You see, once your soft hand reaches Ace/6 or higher, your own hand-making odds reverse. Eight cards will now give you a made hand and only five cards will leave you stiff. Now, you're an 8-to-5 favorite to make a hand. As a result, you should double more aggressively with Ace/6 and Ace/7 than with Ace/2 through Ace/5.

Now if the dealer had a 5 or 6 up, then you should go ahead and double with any low soft hand like Ace/2 or Ace/5 (as well as Ace/6 and Ace/7). That's when she's at her weakest. The only other low soft hands you should double down with are Ace/4 and Ace/5 against a 4, specifically. That's because in those two scenarios there only one or two cards you could catch that would make you want to take a second hit.

Fred Renzey
Fred Renzey is a high-stakes, expert poker player. On a daily basis he faces--and beats--some of the best players in the country in fierce poker room competition.

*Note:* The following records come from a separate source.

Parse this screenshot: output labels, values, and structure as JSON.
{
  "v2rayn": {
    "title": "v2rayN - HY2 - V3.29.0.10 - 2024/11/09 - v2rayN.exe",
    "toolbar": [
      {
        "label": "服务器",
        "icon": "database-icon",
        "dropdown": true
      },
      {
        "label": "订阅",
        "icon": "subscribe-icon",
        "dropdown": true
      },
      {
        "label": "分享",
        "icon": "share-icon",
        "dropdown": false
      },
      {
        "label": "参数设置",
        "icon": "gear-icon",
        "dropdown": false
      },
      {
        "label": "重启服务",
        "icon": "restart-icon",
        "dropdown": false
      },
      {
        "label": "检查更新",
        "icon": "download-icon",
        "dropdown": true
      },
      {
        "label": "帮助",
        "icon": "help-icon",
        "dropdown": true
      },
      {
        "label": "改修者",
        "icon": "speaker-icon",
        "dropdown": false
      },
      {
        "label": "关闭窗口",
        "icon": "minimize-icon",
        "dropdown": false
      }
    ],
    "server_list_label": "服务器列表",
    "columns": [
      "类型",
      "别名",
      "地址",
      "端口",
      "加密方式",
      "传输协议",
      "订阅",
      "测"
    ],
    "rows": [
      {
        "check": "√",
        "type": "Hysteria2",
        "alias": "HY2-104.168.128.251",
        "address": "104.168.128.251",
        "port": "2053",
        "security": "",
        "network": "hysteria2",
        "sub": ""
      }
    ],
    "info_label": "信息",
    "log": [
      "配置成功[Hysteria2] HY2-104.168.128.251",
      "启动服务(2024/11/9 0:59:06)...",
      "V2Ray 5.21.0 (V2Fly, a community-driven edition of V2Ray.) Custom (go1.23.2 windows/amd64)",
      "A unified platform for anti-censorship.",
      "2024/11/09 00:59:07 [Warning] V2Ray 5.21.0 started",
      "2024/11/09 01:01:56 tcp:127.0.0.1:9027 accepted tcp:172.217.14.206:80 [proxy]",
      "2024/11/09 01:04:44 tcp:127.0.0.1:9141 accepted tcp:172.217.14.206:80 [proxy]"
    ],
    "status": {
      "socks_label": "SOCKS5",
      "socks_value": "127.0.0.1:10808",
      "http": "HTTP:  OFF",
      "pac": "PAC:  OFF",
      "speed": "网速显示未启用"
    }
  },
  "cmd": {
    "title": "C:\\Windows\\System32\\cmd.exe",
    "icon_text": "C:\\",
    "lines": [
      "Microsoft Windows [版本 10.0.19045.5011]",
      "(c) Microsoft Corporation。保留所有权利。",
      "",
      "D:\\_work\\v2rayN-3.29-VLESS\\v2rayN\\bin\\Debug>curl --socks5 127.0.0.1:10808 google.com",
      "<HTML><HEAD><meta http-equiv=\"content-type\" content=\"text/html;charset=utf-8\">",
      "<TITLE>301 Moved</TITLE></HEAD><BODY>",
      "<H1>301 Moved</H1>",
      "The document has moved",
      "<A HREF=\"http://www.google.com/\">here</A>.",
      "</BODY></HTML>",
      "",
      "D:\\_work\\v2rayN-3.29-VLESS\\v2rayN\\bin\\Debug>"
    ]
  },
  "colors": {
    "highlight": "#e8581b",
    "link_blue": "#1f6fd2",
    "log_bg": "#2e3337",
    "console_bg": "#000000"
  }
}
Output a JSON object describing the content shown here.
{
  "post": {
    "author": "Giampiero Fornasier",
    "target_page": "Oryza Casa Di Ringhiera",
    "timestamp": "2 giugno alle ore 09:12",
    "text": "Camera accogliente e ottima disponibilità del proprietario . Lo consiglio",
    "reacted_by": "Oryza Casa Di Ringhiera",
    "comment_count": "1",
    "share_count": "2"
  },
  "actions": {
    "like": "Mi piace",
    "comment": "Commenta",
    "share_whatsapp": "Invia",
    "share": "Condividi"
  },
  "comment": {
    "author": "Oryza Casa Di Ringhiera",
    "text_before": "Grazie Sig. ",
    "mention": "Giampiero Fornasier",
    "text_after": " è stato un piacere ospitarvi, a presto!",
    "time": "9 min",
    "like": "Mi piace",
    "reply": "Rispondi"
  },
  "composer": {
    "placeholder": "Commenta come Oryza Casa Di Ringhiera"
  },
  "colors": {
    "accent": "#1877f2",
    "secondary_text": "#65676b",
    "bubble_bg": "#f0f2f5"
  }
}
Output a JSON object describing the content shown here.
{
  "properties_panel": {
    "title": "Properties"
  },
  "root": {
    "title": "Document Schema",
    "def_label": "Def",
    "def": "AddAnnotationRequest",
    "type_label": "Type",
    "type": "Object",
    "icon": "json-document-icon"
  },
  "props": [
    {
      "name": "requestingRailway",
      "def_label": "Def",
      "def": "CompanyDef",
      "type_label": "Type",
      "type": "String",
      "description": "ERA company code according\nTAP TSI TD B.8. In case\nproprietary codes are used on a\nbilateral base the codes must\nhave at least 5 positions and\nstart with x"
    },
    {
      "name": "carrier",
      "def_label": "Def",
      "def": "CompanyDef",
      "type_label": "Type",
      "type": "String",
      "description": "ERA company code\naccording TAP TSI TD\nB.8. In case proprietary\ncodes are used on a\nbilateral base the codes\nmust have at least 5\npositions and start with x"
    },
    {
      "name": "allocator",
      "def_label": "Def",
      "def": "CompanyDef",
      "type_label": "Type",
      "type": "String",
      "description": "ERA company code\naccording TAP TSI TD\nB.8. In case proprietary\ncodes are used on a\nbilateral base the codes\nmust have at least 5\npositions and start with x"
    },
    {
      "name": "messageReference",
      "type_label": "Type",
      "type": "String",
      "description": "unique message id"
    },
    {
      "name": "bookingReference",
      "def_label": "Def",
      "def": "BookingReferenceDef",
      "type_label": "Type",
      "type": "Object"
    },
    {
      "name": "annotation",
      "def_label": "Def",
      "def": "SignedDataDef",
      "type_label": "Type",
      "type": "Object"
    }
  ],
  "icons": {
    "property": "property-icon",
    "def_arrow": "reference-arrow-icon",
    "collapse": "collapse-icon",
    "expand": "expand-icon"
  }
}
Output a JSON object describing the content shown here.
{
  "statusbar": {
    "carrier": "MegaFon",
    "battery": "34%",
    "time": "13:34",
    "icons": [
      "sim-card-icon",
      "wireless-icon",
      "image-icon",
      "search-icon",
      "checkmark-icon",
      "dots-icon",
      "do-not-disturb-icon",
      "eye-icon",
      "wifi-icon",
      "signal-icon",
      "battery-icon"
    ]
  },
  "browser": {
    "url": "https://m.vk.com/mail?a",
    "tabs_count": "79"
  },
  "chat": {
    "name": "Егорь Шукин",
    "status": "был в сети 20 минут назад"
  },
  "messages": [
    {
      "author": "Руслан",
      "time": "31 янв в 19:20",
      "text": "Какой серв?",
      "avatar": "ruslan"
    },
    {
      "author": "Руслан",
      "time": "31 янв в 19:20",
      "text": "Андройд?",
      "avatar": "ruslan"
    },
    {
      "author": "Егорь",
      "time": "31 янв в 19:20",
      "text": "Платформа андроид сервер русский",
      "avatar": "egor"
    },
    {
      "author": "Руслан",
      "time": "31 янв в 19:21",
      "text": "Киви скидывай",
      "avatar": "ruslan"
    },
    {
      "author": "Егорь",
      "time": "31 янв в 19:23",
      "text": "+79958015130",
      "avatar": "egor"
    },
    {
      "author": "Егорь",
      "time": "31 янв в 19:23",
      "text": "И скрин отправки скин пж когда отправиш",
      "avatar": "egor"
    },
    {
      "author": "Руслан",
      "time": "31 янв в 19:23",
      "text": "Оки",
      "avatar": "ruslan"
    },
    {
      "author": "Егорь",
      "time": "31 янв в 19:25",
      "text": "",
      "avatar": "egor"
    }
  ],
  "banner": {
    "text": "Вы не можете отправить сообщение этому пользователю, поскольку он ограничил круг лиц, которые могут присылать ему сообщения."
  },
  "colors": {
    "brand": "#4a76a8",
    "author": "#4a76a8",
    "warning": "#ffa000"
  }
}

Now for the first time, Renzey offers his perceptive insights on how to play winning poker. For Fred's 13-page blackjack booklet "Ace/10 Front Count", send $9 to Fred Renzey, P.O. Box 598, Elk Grove Village, IL, 60009

Books by Fred Renzey:

> More Books By Fred Renzey

Fred Renzey
Fred Renzey is a high-stakes, expert poker player. On a daily basis he faces--and beats--some of the best players in the country in fierce poker room competition. Now for the first time, Renzey offers his perceptive insights on how to play winning poker. For Fred's 13-page blackjack booklet "Ace/10 Front Count", send $9 to Fred Renzey, P.O. Box 598, Elk Grove Village, IL, 60009

Books by Fred Renzey:

Blackjack Bluebook II

> More Books By Fred Renzey